* ACTION ITEM *
Pull from the data below each line where the word "Operation" occurs, and copy it.

**** PROVIDED INFORMATION

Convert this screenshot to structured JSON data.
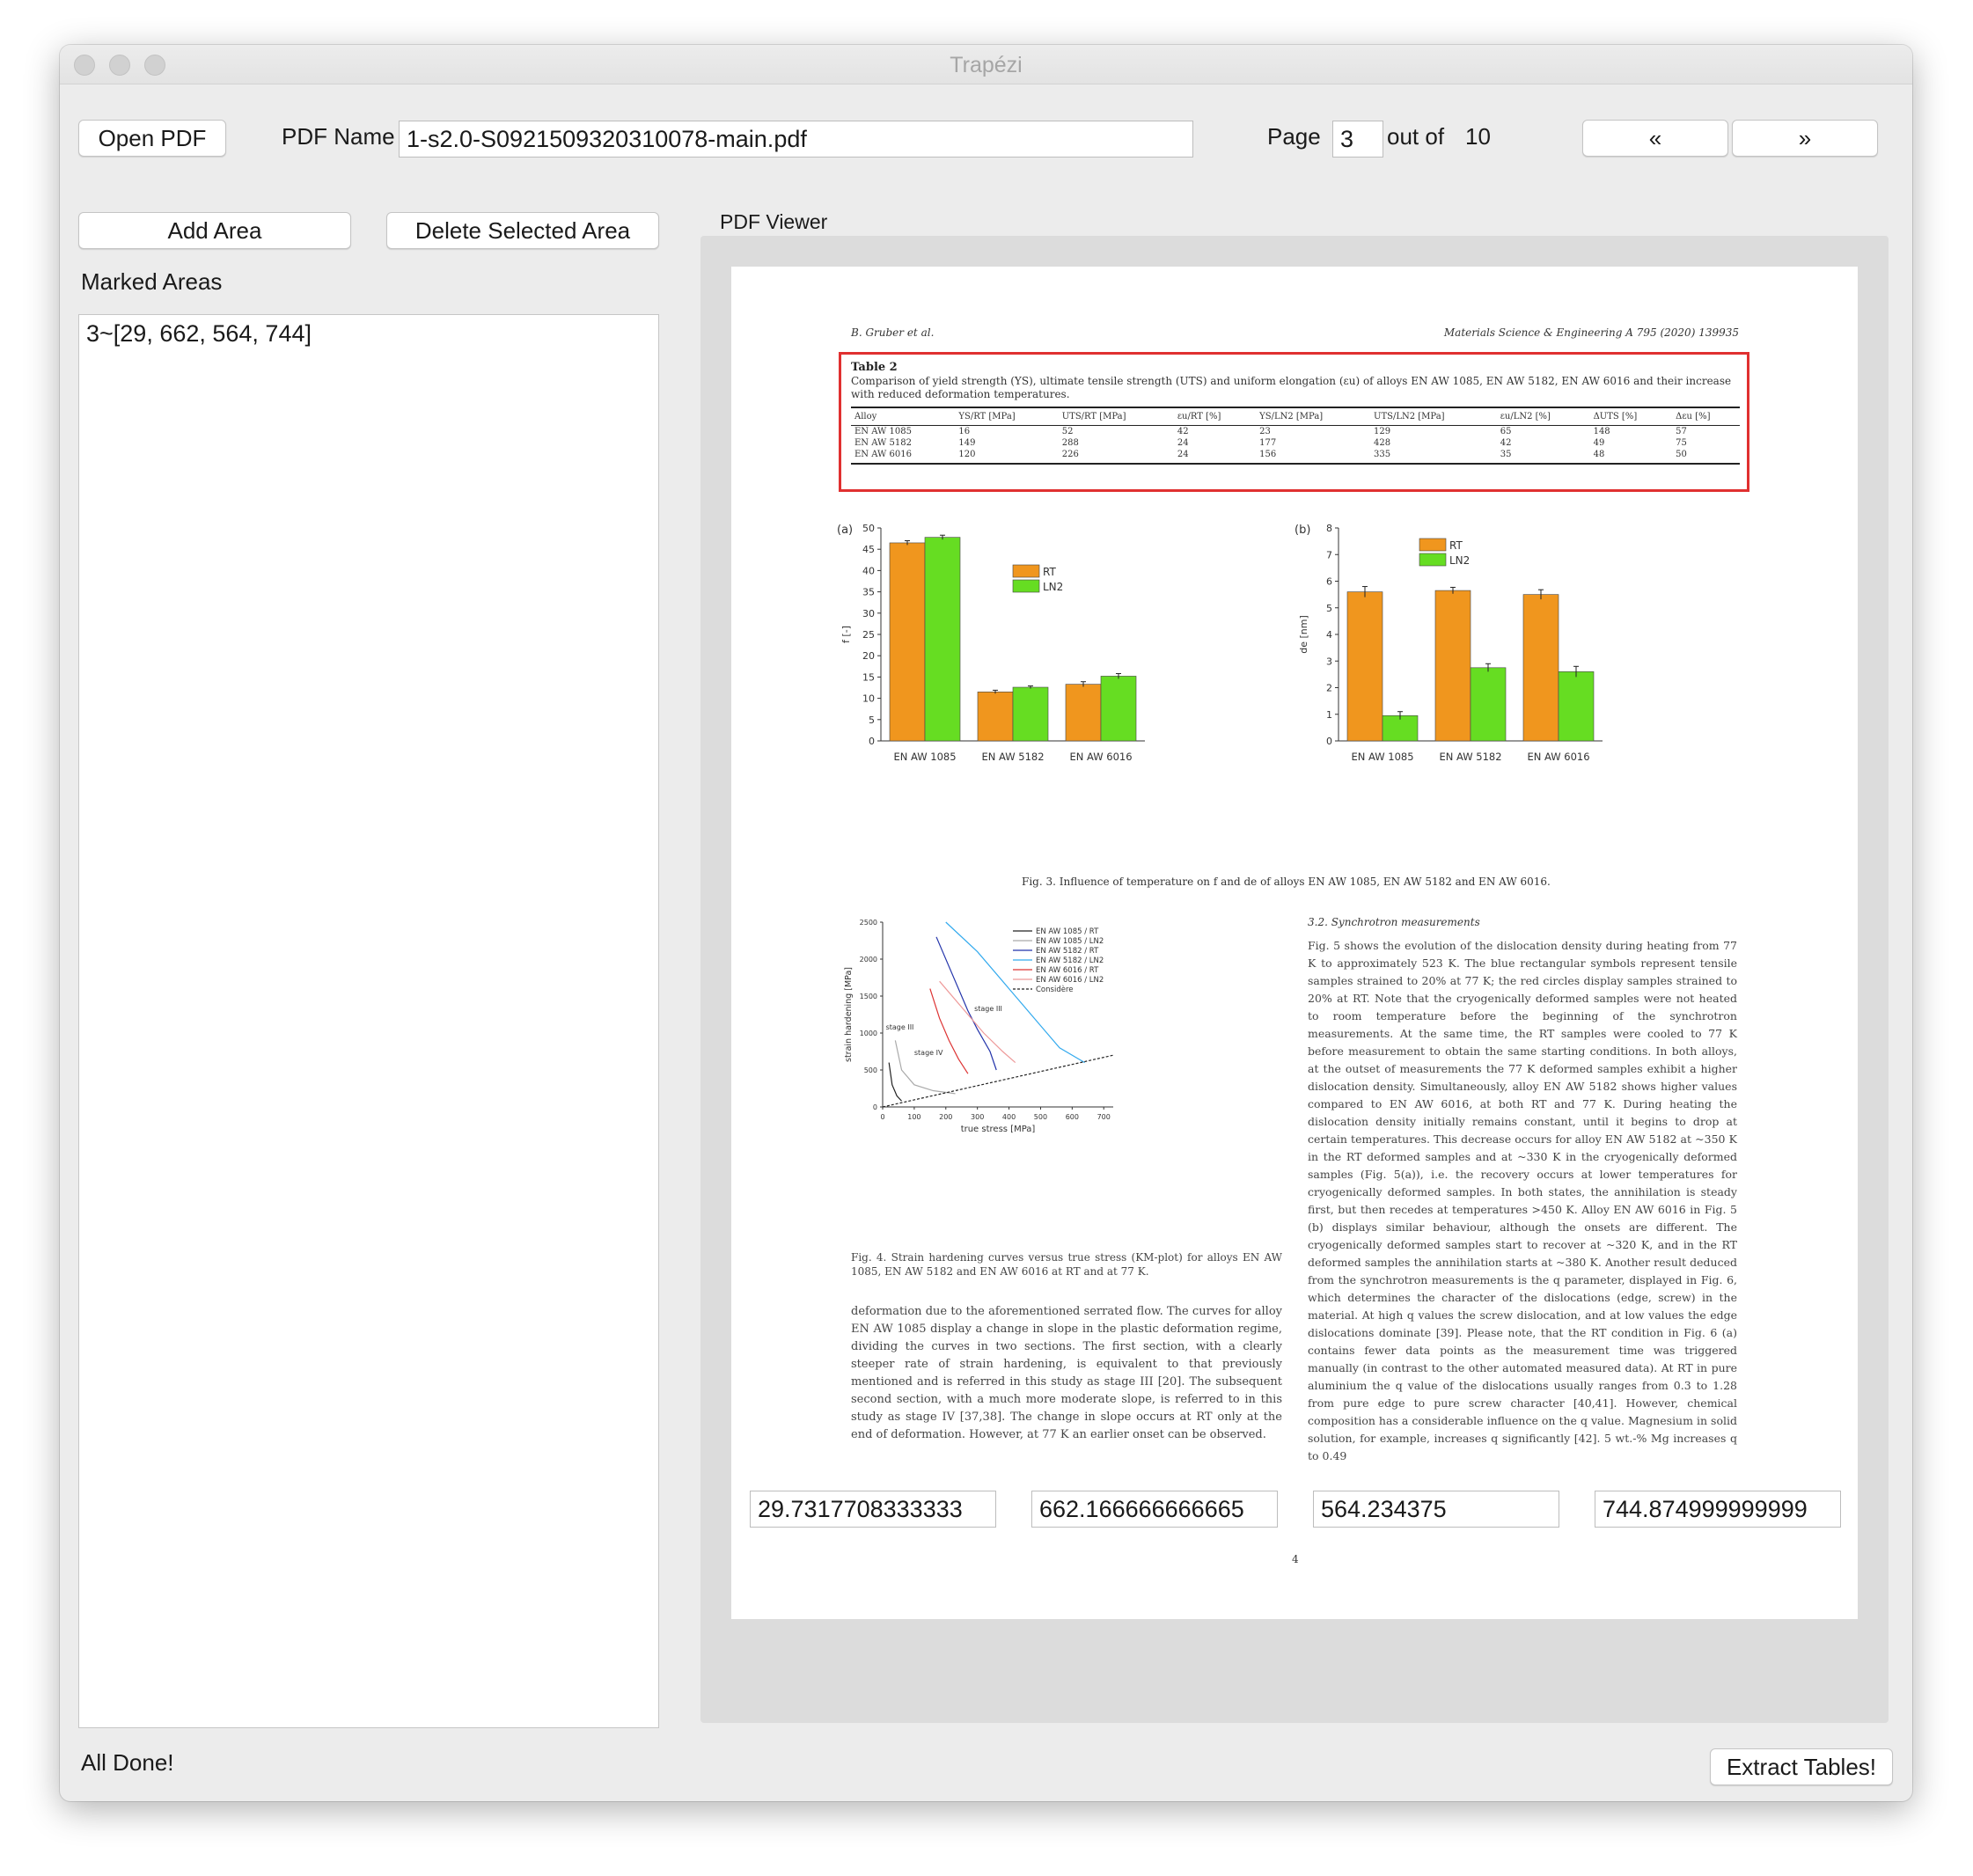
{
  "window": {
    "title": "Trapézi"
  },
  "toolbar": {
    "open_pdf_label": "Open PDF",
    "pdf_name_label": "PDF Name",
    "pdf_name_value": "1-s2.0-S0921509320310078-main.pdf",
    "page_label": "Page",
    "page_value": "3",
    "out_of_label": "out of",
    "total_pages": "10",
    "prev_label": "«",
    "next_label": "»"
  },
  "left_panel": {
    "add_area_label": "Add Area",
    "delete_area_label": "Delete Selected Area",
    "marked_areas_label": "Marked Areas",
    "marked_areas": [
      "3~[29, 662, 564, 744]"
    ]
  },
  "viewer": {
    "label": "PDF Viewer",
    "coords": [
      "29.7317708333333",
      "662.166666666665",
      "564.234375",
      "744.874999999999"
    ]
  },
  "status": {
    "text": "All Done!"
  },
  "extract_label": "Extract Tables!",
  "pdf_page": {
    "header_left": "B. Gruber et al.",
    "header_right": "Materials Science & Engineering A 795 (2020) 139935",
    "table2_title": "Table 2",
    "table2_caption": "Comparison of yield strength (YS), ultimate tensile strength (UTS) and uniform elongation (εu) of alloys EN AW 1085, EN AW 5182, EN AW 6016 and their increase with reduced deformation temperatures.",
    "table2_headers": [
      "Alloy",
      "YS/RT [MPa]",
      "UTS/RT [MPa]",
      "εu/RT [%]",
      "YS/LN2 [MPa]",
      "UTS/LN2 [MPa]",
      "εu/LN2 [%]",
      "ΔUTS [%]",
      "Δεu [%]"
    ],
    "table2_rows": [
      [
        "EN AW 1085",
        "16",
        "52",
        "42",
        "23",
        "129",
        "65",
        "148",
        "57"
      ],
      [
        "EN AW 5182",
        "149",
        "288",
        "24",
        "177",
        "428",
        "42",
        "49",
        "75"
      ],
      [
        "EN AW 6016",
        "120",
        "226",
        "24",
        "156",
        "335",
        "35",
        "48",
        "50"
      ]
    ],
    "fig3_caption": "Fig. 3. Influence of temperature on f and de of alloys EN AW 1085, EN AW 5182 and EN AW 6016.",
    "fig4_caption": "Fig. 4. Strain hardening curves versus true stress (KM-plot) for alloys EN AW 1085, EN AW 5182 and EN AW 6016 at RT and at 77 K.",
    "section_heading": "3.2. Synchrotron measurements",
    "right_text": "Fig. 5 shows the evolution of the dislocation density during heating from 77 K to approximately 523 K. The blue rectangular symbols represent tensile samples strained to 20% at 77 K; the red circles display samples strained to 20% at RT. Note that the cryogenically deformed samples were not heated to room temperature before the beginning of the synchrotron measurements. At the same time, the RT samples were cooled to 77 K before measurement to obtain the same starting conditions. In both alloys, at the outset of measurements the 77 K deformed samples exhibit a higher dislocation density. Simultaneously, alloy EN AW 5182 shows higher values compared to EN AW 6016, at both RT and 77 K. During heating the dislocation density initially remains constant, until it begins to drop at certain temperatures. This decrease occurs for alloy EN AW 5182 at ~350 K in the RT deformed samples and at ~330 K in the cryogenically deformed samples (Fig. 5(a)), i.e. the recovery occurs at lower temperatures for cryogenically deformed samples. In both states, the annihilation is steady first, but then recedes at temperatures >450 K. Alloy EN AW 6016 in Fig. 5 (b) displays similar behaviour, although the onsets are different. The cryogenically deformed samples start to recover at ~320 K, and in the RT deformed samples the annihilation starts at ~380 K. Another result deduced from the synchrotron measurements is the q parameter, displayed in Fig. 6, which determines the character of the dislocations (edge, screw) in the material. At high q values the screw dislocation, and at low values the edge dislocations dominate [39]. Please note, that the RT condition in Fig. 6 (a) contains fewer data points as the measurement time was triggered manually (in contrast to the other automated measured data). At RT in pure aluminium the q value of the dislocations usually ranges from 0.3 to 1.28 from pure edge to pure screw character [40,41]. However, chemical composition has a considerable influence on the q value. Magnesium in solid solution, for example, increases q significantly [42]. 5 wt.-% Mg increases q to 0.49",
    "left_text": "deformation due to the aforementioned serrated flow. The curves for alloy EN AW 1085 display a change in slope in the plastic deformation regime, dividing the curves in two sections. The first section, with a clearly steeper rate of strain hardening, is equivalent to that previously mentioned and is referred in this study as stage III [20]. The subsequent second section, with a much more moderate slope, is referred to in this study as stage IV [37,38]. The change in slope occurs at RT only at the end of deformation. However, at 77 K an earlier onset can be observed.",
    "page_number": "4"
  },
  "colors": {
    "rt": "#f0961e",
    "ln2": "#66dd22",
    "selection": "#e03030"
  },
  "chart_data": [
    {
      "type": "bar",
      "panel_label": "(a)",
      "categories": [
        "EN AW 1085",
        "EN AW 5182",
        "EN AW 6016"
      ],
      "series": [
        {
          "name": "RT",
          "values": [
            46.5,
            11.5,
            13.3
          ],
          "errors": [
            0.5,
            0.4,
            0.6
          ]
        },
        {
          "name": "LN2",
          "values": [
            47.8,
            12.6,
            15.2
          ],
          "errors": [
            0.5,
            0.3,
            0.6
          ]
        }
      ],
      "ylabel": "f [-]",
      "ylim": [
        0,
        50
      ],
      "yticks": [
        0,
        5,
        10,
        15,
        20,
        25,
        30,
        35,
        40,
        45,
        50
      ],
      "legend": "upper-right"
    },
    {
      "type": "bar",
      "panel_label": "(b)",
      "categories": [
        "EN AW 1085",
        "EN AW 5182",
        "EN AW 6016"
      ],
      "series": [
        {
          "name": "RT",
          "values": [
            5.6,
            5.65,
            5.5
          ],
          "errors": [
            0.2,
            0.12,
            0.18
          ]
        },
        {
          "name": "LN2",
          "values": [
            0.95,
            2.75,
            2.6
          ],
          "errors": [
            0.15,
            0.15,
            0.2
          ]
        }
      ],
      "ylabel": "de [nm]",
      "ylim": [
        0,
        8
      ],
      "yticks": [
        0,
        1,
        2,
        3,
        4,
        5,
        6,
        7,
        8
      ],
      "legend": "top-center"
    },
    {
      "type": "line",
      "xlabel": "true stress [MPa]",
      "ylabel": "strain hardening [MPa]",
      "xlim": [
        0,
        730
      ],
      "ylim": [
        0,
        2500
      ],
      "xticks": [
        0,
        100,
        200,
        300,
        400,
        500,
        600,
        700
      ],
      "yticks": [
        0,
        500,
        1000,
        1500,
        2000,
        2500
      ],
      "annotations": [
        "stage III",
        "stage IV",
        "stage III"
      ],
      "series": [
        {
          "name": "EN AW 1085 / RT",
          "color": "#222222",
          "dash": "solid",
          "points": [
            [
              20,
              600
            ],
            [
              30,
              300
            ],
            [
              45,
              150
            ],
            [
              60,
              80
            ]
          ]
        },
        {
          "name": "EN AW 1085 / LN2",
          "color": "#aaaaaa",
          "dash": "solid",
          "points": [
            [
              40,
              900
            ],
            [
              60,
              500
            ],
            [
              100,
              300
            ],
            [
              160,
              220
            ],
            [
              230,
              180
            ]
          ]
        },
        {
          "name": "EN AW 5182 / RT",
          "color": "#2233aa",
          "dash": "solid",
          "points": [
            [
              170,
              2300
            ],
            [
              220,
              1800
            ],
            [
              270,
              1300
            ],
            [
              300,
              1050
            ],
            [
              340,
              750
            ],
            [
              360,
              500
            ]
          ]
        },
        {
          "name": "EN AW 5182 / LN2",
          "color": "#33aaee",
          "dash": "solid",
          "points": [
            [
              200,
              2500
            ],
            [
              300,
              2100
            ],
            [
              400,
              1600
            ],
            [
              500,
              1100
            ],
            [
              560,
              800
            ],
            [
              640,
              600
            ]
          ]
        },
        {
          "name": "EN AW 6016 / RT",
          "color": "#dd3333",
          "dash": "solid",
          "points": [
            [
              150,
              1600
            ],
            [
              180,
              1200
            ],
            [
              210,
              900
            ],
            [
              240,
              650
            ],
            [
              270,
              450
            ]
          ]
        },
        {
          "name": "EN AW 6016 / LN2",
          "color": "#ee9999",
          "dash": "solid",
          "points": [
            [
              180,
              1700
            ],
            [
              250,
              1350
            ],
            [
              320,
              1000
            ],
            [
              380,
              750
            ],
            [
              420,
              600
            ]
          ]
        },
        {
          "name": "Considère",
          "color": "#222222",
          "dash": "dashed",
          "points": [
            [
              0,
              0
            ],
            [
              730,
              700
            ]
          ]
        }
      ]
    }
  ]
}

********
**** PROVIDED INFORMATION

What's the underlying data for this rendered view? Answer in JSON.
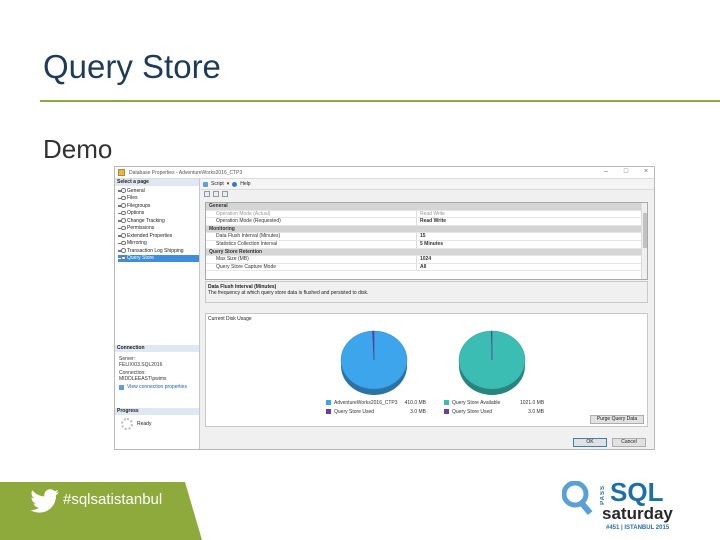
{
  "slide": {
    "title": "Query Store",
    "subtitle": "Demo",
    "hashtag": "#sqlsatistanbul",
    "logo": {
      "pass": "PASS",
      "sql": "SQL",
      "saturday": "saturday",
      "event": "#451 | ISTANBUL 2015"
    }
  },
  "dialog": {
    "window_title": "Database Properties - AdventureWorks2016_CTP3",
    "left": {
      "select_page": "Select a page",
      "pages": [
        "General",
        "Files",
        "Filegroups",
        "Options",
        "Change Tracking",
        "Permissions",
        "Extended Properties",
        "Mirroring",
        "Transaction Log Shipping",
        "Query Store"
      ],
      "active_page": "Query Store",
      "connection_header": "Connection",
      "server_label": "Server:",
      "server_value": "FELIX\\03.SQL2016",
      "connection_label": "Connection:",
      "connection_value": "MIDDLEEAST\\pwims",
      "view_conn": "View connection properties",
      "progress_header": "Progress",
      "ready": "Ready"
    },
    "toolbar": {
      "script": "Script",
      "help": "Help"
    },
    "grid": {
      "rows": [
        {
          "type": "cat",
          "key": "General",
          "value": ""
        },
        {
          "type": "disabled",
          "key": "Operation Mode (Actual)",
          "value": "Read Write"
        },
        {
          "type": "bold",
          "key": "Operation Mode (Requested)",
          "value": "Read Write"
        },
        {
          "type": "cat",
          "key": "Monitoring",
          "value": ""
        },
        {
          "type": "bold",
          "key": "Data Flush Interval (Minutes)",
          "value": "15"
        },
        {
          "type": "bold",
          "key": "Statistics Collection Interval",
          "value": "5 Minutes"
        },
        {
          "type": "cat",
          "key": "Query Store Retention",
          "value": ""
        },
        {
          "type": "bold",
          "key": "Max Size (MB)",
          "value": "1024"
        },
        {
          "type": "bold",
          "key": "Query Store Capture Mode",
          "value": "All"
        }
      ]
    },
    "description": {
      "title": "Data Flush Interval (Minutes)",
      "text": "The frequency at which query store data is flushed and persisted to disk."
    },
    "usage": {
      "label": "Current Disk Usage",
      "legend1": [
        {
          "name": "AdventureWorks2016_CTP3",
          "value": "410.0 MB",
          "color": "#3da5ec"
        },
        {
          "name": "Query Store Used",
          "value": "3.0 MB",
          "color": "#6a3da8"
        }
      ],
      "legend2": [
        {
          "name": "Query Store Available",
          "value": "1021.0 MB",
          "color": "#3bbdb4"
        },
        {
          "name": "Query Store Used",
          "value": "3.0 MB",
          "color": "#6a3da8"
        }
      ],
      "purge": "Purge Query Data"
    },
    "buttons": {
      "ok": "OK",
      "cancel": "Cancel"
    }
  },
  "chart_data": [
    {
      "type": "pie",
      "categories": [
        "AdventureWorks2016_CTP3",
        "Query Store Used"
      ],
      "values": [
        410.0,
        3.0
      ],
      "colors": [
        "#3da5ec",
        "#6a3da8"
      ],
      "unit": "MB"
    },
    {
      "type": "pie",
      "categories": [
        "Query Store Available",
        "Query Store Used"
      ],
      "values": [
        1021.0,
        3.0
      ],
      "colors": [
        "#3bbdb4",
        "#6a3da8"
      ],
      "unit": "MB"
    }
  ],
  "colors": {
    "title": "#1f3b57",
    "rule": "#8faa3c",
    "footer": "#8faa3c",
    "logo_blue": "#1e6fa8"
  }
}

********

* RESPONSE *
          "key": "Operation Mode (Actual)",
          "key": "Operation Mode (Requested)",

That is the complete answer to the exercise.